§ What the exercise asks
Provide only the number of lines in the following data that contain "감리보고서".
+++ Supplied material
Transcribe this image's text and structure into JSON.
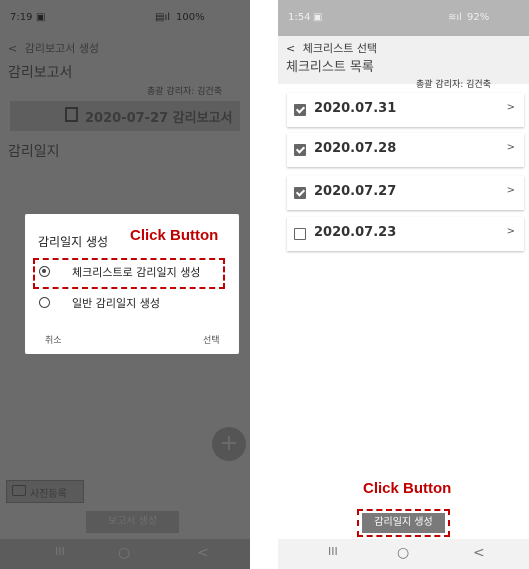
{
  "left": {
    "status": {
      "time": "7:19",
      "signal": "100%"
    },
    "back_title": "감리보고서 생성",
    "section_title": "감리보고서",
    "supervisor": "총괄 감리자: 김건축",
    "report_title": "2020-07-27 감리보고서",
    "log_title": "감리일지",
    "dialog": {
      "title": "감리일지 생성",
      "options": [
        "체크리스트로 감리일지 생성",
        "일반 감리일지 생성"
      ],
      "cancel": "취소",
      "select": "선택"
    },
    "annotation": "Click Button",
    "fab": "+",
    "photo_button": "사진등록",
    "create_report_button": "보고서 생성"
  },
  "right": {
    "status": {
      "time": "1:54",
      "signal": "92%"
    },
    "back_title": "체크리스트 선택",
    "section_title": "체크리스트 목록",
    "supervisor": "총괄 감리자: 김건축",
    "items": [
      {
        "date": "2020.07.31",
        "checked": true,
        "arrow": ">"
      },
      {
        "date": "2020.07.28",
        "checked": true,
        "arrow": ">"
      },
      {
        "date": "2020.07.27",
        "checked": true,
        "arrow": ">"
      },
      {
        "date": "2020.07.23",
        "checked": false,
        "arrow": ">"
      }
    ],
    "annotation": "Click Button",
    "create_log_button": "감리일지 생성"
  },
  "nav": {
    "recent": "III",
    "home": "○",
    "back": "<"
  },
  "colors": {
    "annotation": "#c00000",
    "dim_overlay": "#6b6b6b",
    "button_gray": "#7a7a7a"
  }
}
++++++
§ Reply to the exercise
3